The Chancellor mentioned Agincourt more than the North East in his budget speech and the North East isn’t even on the Northern Powerhouse Map in his green book.
But still at least we get three hundred thousand pounds to spend on encouraging tourists from Scandinavia to come here.
Never mind devolving, Scandinavia is clearly the place we should be looking towards.
My knowledge of it is gleaned mainly from two poetry trips to Finland, copious watching of “The Killing”, “The Bridge” and “Arne Dahl” and reading Moomins author Tove Jansson’s biography.
Here are some things we could pick up from Scandinavian tourists to the North East:
Tips on knitwear
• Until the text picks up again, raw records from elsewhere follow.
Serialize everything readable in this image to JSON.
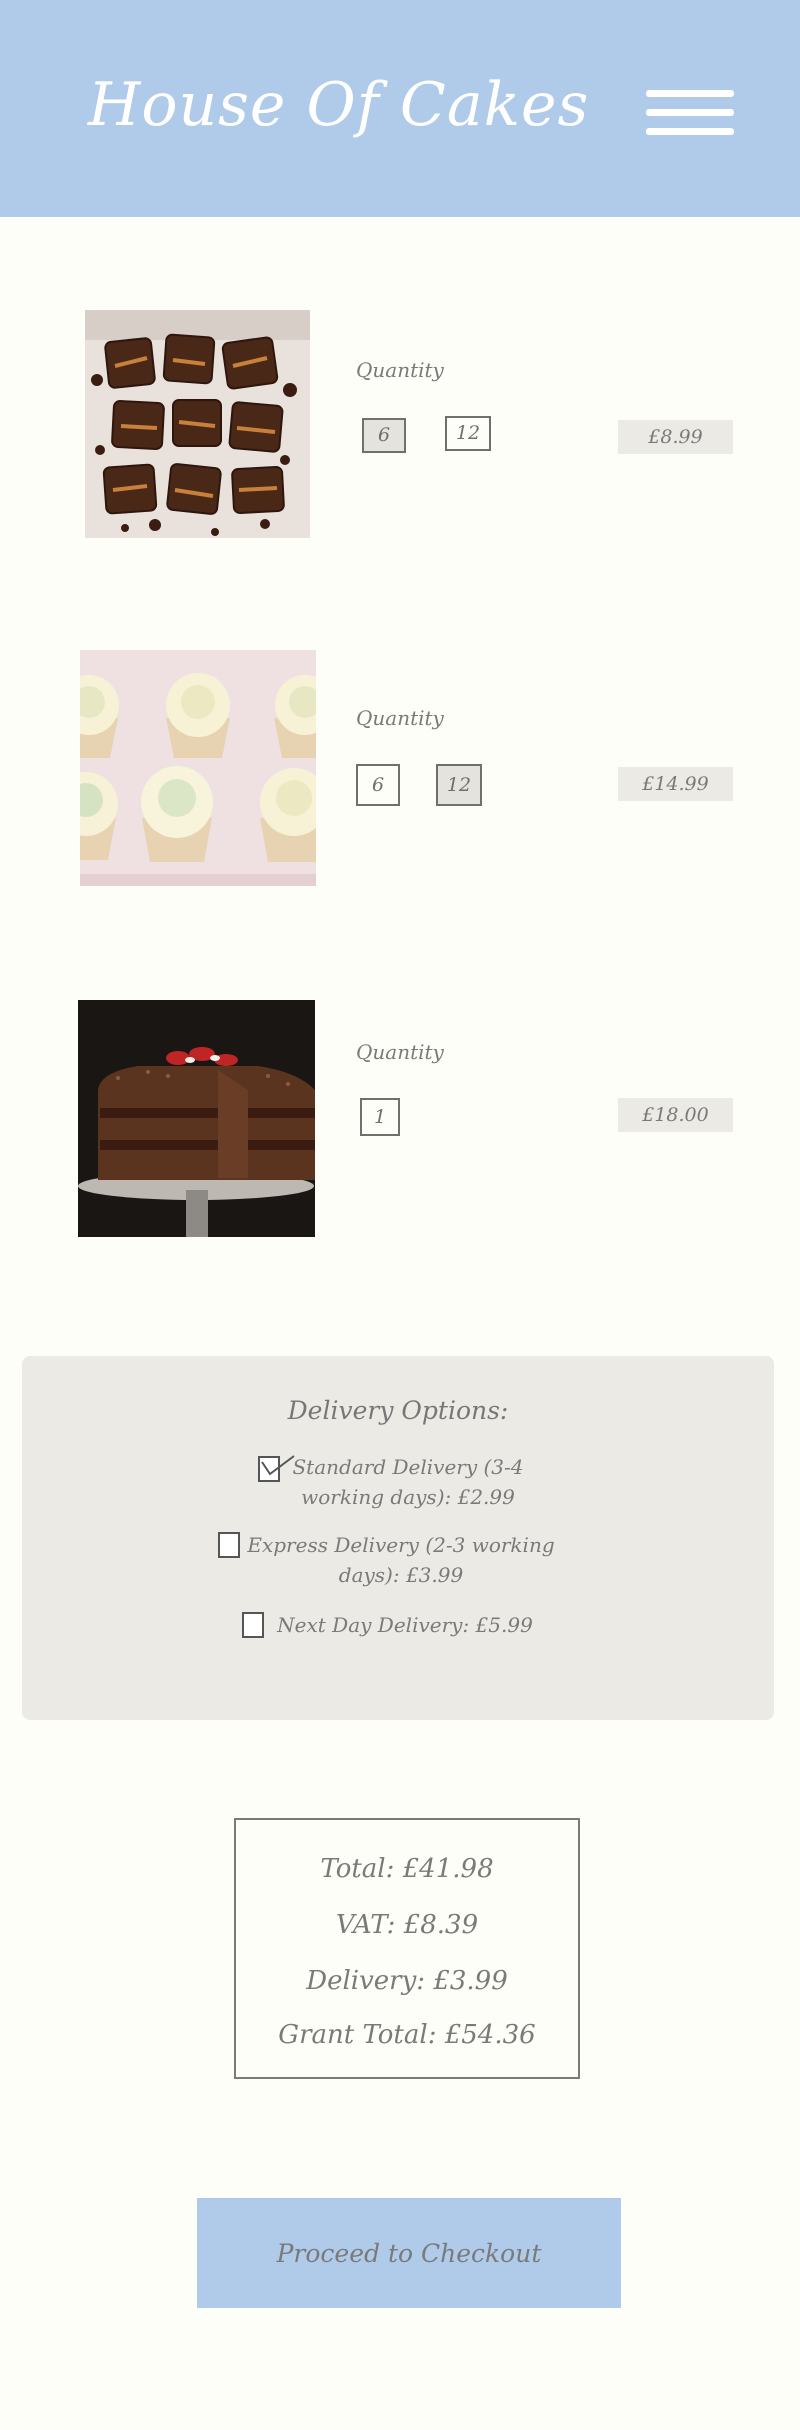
{
  "header": {
    "brand": "House Of Cakes",
    "menu_icon": "hamburger-menu-icon",
    "background": "#b0cbea"
  },
  "products": [
    {
      "name_icon": "chocolate-brownies-image",
      "quantity_label": "Quantity",
      "options": [
        "6",
        "12"
      ],
      "selected": "6",
      "price": "£8.99"
    },
    {
      "name_icon": "cupcakes-image",
      "quantity_label": "Quantity",
      "options": [
        "6",
        "12"
      ],
      "selected": "12",
      "price": "£14.99"
    },
    {
      "name_icon": "chocolate-layer-cake-image",
      "quantity_label": "Quantity",
      "options": [
        "1"
      ],
      "selected": "",
      "price": "£18.00"
    }
  ],
  "delivery": {
    "title": "Delivery Options:",
    "options": [
      {
        "label_line1": "Standard Delivery (3-4",
        "label_line2": "working days): £2.99",
        "checked": true
      },
      {
        "label_line1": "Express Delivery (2-3 working",
        "label_line2": "days): £3.99",
        "checked": false
      },
      {
        "label_line1": "Next Day Delivery: £5.99",
        "label_line2": "",
        "checked": false
      }
    ]
  },
  "totals": {
    "total": "Total: £41.98",
    "vat": "VAT: £8.39",
    "delivery": "Delivery: £3.99",
    "grand_total": "Grant Total: £54.36"
  },
  "checkout": {
    "label": "Proceed to Checkout"
  },
  "colors": {
    "accent": "#b0cbea",
    "panel": "#ebeae5",
    "page": "#fefef9",
    "text": "#7a7a7a"
  }
}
They are clearly excellent at knitwear. Sofie Grabol’s iconic jumper lives on after The Killing’s dead bodies. Britain’s equivalent knitwear king is Giles Brandreth. Need I say more?
Being good at murders
Recent Nordic culture suggests that murder is big over there. Their murders are often inventive and take a cinematically picturesque time to solve. Okay, maybe it’s not so much the murders but the dramas about them.
We’ve been attempting to emulate their slowly unfolding thrillers but have only managed the annoying second series of Broadchurch which made even David Tennant’s maddest fans go off him a bit.
We also have Brenda Blethyn attempting the Dick Van Dyke of Geordie accents in “Vera” which contains as much elegant narrative tension as an episode of the “Teletubbies”.
Excellent at recycling and equality
Scandinavian countries are consistently top of worldwide league tables for things like happiness, women in positions of power, free education and paternity leave. When I went to Finland I noticed things I rarely see here like as many female councillors in an election leaflet as men (and many of them young) and female artists being the main exhibitors in national galleries.
Despite jokes about Norway’s “Null points” Scandinavia have consistently done much better than the UK in recent years and this year’s must-see entry is Finland’s group of punks with learning disabilities. For some reason we use Eurovision to pretend that our popular culture is as exciting as an episode of “Pebble Mill” rather than the world-inspirer it actually is.
Snow clearing and general warmth
When it snows, Scandinavians do not abandon all their daily activities. Life carries on as normal and they clear the snow away without fuss. Also, their toasty-warm hotels and B and Bs do not regard it as a badge of honour to see how cold they can make it in winter without their guests being unable to leave because they’ve been frozen to their beds.
Of course there is much that Scandinavian tourists will be able to take away in return from their visits here. Friendly people, stunning scenery, cheaper goods and a relatively temperate climate.
I suppose the £300k will go on highlighting the usual features - the beaches, castles, city nightlife, the Angel, Baltic etc.
But the Scandinavians do have an eye for the quirky and I’ve been reminded this week that the North East still has surprises.
One of my discoveries was the coal industry’s old waggonways that thread through Tyneside. Horse and pedestrian friendly paths that provide a haven from traffic noise and a different, greener perspective on the urban and suburban landscape.
The other was Billingham which, despite 17 years working in the North East I had never previously visited.
The Forum and the Family sculpture were almost shocking in their sixties strangeness and idealism and even just a short time with a writers group uncovered amazing stories of ex-ICI managers pruning other people’s roses to try give themselves a purpose in life, a town that was the inspiration for Aldous Huxley’s “Brave New World” and Dusty Springfield getting thrown out of the once-glitzy Billingham Arms for having a woman in her room.
One Billingham resident told me with the utmost conviction that she thought the town centre was beautiful and very similar to Nice.
It reminded me that this region is always surprising in a way that quirky Scandinavians will love.
To make anything cool it’s usually better to let people think they have discovered it for themselves.
But if you see any tall blonde people with maps and eager expressions, think about pointing them somewhere off the beaten track as well as to the obvious tourist traps. From Chopwell (once known as Little Moscow) to Peterlee’s Victor Passmore sculpture or the Byker Wall, it might be the subtler gems that will catch their discriminating design eyes.